Much of the commentariat has focused on the question of how Sarah Palin will juggle the demands of five children, one with Downs syndrome, and a child with a child while she's serving as McCain's veep. Others have debated the merits of Bristol's choice (or, more likely, Sarah and Todd's choice) to carry her pregnancy to term and to marry the man who impregnated her. Will Sarah Palin find sympathy among the millions of voters who have had a child outside of marriage? Or will she be judged as a parent who put her ambition ahead of her childrearing (a question that, of course, no one would think of asking fisherman Todd or John McSame.)
But to me, there is something far more damning about the Palin family crisis. It is testimony to the utter failure of one of the key programs of the religious right and its enablers in the Republican Party--namely abstinence-only sex education. I will bet that Sarah and Todd Palin have not taught their children about condom use. Birth control? And God forbid, the day-after pill.
Here is the text of the Republican Party platform for 2008:
We renew our call for replacing “family planning”
programs for teens with increased funding for
abstinence education, which teaches abstinence until
marriage as the responsible and expected standard of
behavior. Abstinence from sexual activity is the only
protection that is 100 percent effective against out-of-wedlock
pregnancies and sexually transmitted diseases,
including HIV/AIDS when transmitted sexually.
We oppose school-based clinics that provide
referrals, counseling, and related services for abortion

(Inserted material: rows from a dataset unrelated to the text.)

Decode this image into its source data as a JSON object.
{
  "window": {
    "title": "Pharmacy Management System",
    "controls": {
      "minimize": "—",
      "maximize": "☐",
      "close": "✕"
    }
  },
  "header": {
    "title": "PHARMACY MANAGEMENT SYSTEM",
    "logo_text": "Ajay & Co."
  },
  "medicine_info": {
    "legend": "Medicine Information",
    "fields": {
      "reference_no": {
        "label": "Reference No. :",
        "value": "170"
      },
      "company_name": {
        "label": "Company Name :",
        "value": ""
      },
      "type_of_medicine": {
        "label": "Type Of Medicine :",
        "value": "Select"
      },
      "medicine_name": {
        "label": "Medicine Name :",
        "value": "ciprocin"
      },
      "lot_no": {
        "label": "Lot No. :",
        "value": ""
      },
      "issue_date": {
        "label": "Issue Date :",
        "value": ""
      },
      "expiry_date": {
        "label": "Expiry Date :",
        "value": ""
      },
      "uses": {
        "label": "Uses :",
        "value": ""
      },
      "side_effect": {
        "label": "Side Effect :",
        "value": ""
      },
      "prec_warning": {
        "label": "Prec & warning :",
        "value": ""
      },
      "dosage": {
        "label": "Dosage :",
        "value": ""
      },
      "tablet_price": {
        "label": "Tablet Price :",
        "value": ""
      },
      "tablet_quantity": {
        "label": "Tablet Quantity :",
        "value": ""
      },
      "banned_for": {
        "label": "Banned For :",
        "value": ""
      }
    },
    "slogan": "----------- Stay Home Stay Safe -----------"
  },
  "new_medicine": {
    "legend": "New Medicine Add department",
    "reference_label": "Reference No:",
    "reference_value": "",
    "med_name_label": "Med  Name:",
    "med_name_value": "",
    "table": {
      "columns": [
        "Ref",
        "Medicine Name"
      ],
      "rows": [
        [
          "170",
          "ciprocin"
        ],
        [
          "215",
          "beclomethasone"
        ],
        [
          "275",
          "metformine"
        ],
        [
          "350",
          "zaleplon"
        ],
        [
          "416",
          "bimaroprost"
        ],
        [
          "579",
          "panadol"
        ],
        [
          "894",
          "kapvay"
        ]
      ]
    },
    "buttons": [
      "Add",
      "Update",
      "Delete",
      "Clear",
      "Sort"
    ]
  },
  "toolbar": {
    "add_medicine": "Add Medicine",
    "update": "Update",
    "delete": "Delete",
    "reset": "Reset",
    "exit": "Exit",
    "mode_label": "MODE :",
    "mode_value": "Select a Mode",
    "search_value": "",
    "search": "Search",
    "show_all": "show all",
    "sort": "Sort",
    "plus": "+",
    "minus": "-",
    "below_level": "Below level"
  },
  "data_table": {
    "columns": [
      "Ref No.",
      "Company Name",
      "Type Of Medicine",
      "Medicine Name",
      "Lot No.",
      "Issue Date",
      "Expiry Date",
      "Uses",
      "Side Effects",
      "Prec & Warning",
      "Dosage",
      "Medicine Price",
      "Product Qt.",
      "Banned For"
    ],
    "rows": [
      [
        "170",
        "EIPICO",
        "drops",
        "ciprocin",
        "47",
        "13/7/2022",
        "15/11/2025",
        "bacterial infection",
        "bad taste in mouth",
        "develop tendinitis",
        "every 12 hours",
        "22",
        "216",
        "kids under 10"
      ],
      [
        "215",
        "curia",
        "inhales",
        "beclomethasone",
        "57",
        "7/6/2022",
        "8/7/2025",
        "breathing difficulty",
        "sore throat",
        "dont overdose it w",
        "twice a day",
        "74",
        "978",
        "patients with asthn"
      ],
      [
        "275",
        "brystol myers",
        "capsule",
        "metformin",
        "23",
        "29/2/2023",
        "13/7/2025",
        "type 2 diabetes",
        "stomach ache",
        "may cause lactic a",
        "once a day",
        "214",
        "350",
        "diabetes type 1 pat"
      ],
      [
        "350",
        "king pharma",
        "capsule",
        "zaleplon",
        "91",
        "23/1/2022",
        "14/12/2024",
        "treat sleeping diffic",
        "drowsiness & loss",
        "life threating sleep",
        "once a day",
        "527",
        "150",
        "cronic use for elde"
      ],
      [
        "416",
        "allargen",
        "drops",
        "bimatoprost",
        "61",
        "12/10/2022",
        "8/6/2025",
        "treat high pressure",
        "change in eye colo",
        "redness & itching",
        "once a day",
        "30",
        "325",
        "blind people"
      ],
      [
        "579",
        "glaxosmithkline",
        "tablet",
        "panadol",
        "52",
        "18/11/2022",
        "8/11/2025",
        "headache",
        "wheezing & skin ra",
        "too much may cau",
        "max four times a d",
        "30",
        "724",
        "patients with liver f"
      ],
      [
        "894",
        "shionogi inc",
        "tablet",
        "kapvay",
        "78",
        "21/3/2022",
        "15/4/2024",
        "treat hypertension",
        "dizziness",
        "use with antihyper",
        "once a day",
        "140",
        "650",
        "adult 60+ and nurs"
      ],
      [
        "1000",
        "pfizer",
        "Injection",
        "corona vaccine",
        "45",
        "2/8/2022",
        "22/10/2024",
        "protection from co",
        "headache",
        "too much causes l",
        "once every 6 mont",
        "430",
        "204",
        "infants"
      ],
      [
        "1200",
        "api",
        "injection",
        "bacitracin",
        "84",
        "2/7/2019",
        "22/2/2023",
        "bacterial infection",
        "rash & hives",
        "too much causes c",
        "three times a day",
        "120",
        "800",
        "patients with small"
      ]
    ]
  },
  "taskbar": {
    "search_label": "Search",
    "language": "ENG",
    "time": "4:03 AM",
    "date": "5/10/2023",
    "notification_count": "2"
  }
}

Well, a little family planning would have prevented Bristol's unexpected and politically-problematic pregnancy. It would have prevented a shotgun wedding of a seventeen-year old. Just saying no won't work. Take heed Sarah Palin, John McCain, and Republican Party. Take heed America. The story of the Palin family is a true American story, a story of the gaping chasm between an outdated and counterproductive Republican policy on sex and the reality that teenagers, even daughters of moose-gutting wingnuts, can't be talked or prayed or cajoled out of exploring their sexuality.